According to a report in Travel Pulse by Donald Wood, an American Airlines pilot preparing to land at a Los Angeles airport Sunday night got more than he bargained for when he reportedly saw a person wearing a jetpack flying around the airspace above the city.
According to Fox5 Atlanta, the captain was flying at an altitude of around 3,000 feet as he approached at a distance of 10 miles from Los Angeles International Airport when he reported the incident to the air traffic control tower.
The American Airlines pilot reported he saw a “guy in a jetpack” around 300 yards from the plane as he was preparing for a landing. Moments later, a second pilot reached out to air traffic controllers and reported the same person flying around near LAX’s incoming flight path.
Officials at LAX turned over the reports of the jetpacker to the Federal Aviation Administration, who reportedly shared details with the Los Angeles Police Department.
The air traffic control audio clips, which you can listen to here, went like this:
American Flight 1997: “Tower, American 1997, we just passed a guy in a jetpack.”
Tower: “American 1997, OK, thank you.
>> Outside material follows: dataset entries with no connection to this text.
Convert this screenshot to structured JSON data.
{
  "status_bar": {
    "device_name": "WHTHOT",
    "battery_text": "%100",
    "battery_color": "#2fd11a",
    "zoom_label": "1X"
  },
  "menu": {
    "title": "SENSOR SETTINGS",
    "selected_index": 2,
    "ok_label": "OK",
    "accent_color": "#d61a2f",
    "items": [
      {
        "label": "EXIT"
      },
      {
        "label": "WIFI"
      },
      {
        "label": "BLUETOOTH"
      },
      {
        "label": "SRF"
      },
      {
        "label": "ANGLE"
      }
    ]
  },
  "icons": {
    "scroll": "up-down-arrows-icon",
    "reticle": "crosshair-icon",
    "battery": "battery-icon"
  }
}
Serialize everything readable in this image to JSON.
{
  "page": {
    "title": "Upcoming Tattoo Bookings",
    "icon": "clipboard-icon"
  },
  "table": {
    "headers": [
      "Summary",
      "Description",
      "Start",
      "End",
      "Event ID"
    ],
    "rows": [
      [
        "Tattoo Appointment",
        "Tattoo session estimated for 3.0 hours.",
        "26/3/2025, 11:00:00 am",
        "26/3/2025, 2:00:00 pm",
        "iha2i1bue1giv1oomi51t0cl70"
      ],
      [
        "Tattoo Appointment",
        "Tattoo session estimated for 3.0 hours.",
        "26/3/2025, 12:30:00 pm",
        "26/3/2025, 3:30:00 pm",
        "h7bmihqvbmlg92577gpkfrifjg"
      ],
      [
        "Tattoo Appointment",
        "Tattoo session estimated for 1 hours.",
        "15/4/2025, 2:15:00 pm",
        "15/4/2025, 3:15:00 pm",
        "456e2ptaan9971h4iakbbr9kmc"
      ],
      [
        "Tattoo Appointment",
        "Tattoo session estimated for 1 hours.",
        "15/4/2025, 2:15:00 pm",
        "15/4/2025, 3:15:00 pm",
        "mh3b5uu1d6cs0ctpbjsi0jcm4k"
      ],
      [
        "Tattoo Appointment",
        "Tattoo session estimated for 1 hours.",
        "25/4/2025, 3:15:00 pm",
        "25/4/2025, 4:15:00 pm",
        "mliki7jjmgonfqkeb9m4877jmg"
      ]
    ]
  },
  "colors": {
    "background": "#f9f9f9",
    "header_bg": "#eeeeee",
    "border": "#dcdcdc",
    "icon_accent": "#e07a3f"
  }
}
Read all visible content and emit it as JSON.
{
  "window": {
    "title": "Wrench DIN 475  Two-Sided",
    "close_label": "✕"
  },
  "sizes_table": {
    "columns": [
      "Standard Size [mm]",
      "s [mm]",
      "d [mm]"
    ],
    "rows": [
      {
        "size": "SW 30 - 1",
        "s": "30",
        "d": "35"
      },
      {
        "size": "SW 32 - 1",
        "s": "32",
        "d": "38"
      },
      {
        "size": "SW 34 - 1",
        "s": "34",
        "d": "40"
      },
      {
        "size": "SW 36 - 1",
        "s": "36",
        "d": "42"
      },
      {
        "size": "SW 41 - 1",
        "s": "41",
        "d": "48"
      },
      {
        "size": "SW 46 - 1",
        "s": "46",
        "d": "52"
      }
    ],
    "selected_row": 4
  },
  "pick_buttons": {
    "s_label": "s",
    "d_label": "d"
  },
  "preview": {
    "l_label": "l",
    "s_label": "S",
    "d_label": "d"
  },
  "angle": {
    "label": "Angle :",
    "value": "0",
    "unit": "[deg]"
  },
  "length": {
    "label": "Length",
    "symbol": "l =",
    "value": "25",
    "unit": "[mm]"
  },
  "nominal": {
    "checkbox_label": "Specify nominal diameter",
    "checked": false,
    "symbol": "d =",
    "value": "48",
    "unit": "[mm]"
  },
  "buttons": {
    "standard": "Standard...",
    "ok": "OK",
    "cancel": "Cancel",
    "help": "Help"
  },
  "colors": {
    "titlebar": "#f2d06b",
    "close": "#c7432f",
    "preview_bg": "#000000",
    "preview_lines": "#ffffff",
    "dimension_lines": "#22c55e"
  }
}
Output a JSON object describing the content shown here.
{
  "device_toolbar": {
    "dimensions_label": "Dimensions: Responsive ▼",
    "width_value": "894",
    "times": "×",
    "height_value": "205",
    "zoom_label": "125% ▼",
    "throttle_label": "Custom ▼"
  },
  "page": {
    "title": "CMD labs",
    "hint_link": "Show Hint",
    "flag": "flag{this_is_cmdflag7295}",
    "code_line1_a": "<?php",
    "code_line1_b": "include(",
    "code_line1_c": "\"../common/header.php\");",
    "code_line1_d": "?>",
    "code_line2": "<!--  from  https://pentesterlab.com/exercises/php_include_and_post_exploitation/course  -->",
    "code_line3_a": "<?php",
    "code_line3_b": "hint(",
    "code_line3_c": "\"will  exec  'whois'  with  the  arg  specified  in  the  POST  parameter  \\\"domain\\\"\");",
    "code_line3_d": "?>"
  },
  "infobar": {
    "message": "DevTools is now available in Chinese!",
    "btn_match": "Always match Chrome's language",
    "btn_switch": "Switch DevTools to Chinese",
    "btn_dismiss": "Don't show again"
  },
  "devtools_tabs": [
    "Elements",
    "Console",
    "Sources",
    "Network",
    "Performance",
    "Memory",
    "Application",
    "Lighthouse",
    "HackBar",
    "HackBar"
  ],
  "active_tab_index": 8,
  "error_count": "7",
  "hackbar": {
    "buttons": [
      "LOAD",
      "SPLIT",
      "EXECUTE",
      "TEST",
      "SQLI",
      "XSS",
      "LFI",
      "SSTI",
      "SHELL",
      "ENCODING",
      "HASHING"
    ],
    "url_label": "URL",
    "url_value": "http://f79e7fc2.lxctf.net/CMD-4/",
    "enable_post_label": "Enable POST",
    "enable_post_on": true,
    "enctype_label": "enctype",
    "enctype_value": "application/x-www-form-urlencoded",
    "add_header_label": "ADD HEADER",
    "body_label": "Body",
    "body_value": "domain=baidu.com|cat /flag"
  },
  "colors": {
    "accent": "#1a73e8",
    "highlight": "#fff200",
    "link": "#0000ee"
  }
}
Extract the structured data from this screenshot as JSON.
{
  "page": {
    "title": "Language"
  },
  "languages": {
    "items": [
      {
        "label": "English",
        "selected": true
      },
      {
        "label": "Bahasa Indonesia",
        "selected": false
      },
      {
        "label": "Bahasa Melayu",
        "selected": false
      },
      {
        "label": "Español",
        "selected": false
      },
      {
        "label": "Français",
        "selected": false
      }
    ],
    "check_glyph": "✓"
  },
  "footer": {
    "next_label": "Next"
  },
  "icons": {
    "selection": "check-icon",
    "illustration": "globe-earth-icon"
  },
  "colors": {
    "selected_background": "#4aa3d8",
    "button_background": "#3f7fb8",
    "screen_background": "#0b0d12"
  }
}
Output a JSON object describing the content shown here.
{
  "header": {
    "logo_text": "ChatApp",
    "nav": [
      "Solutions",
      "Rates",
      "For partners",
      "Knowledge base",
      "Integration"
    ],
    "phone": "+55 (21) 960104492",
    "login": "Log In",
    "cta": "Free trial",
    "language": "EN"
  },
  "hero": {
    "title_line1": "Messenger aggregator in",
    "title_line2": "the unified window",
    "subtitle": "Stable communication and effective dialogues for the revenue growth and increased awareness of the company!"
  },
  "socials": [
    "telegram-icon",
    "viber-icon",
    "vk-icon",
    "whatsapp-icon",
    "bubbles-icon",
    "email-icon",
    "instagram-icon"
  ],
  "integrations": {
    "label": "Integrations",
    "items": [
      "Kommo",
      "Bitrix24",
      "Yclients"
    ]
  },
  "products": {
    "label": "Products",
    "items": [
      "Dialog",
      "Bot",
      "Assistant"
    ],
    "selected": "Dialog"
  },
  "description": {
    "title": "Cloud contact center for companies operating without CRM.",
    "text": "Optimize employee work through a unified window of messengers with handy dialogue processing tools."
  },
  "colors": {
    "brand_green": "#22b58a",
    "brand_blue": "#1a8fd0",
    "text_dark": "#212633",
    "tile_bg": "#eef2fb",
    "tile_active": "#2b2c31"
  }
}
Were they off to your left or right side?”
American Flight 1997: “Off the left side, maybe 300 yards or so, about our altitude.”
Skywest Flight: “We just saw the guy passing by us in the jetpack.”
Tower: “Jet Blue 23, use caution, a person in a jetpack reported 300 yards south of the LA final at about 3,000 feet, 10 mile final.”
Jet Blue 23: “Jet Blue 23, we heard and we are definitely looking.”
Another unidentified pilot chimed in: “Only in LA.”
According to The Drive, there are a number of new jetpack-like designs that are remarkably capable, but all have very limited range and most have only very low-altitude flight envelopes.
Yves “Jetman” Rossi’s winged jetpack is definitely capable of such a feat, but his flights have always occurred under highly controlled and well-coordinated circumstances and in sanitized airspace.
They are also very high-profile in nature and require a mothership to launch from, such as a helicopter, or at least a very high point to leap from.
It’s been a rough month for American Airlines, as the carrier has been dealing with several issues with passengers not wearing facial coverings, which resulted in a fight and an attack on a flight crew member, Travel Pulse reported.
On a more positive note, American Airlines announced several changes to the travel experience, including eliminating change fees, allowing customers to fly standby for free and adding more flexibility to basic economy.